When divorce attorney, Robert (Patrick Dempsey) remarks his logical engagement is not like that of a feuding couple in his office: “those people got married on a crazy romantic whim” it sets the tone of Enchanted right away. It’s not going to be one of those movies. Instead, it’s a treasure and welcome surprise. For this past year, Waitress is another winner in that respect. Giselle (Amy Adams), a princess from a magical land where chipmunks talk and animals do the cleaning and deliver messages, finds herself catapulted into Times Square. An oblivious and adorable Prince Edward bandies his sword with bravado while he searches for Giselle (“I seek a beautiful girl. My one coquette. The answer to my love’s duet.”).

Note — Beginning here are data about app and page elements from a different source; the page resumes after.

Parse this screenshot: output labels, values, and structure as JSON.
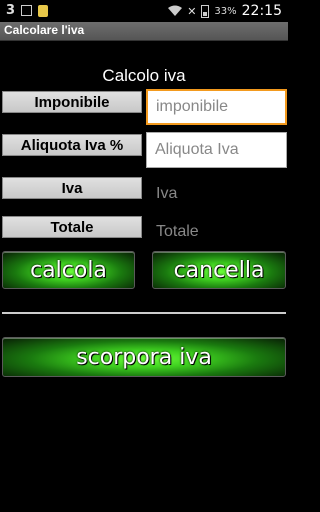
{
  "status_bar": {
    "carrier_number": "3",
    "battery_percent": "33%",
    "time": "22:15"
  },
  "app": {
    "title": "Calcolare l'iva"
  },
  "form": {
    "heading": "Calcolo iva",
    "imponibile": {
      "label": "Imponibile",
      "placeholder": "imponibile",
      "value": ""
    },
    "aliquota": {
      "label": "Aliquota Iva %",
      "placeholder": "Aliquota Iva",
      "value": ""
    },
    "iva": {
      "label": "Iva",
      "value": "Iva"
    },
    "totale": {
      "label": "Totale",
      "value": "Totale"
    }
  },
  "buttons": {
    "calcola": "calcola",
    "cancella": "cancella",
    "scorpora": "scorpora iva"
  },
  "colors": {
    "accent_focus": "#f39a1e",
    "button_green": "#3fd020"
  }
}
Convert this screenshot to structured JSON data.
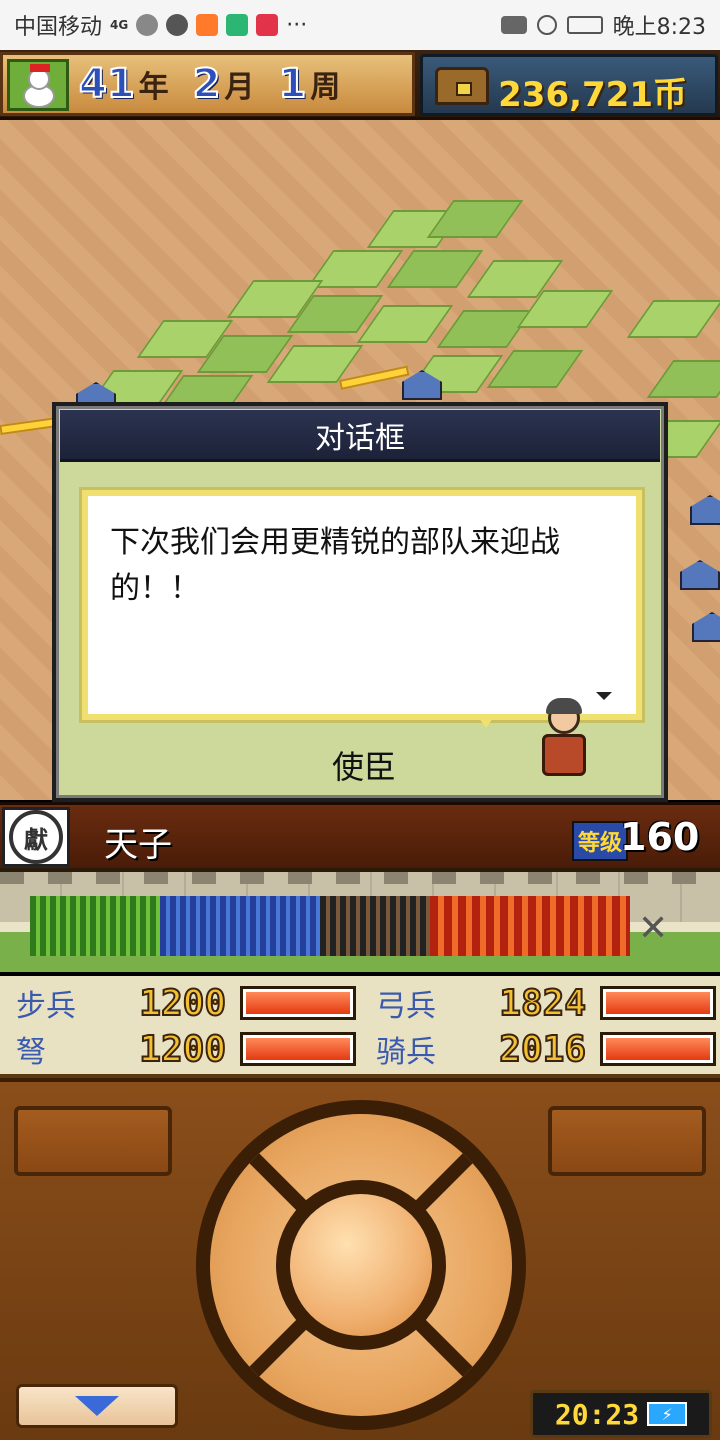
{
  "status_bar": {
    "carrier": "中国移动",
    "network": "4G",
    "time": "晚上8:23"
  },
  "header": {
    "year_value": "41",
    "year_unit": "年",
    "month_value": "2",
    "month_unit": "月",
    "week_value": "1",
    "week_unit": "周",
    "money": "236,721币"
  },
  "dialog": {
    "title": "对话框",
    "message": "下次我们会用更精锐的部队来迎战的！！",
    "speaker": "使臣"
  },
  "unit": {
    "name": "天子",
    "seal_text": "獻",
    "level_label": "等级",
    "level_value": "160"
  },
  "stats": [
    {
      "label": "步兵",
      "value": "1200",
      "fill": 1.0
    },
    {
      "label": "弓兵",
      "value": "1824",
      "fill": 1.0
    },
    {
      "label": "弩",
      "value": "1200",
      "fill": 1.0
    },
    {
      "label": "骑兵",
      "value": "2016",
      "fill": 1.0
    }
  ],
  "clock": {
    "time": "20:23",
    "battery_icon": "charging-battery-icon"
  },
  "colors": {
    "dialog_bg": "#cdd99a",
    "title_bar": "#2c3350",
    "stat_label": "#3a5ab0",
    "bar_fill": "#e43a12"
  }
}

At first Giselle is wide-eyed and trusting and slowly she starts to question her notions of happily ever after. Amy Adams delights and shines. If you didn’t notice her sparkle in Junebug, you’ll surely be charmed here. Go-to romantic comedy guy James Marsden. No Disney film is complete without poison (here disguised in every urban manner imaginable– an apple martini, a caramel apple), a wicked witch (a marvelous Susan Sarandon, reminiscent of Michelle Pfeiffer in Stardust) and expansive dance productions—here tongue-in-cheek yet colorful and sincere and yes, catchy.
Questioning the dated aspects of typical Disney heroines and presenting a strong, independent woman with choices makes all the difference in the world. A witty script, divine casting and the animated, without being cartoonish, acting fuels this film. Enchanted is smart, whimsical, funny and totally winning.
Extras: standard and unremarkable–deleted scenes, bloopers and a behind-the-scenes featurette “Fantasy Comes to Life”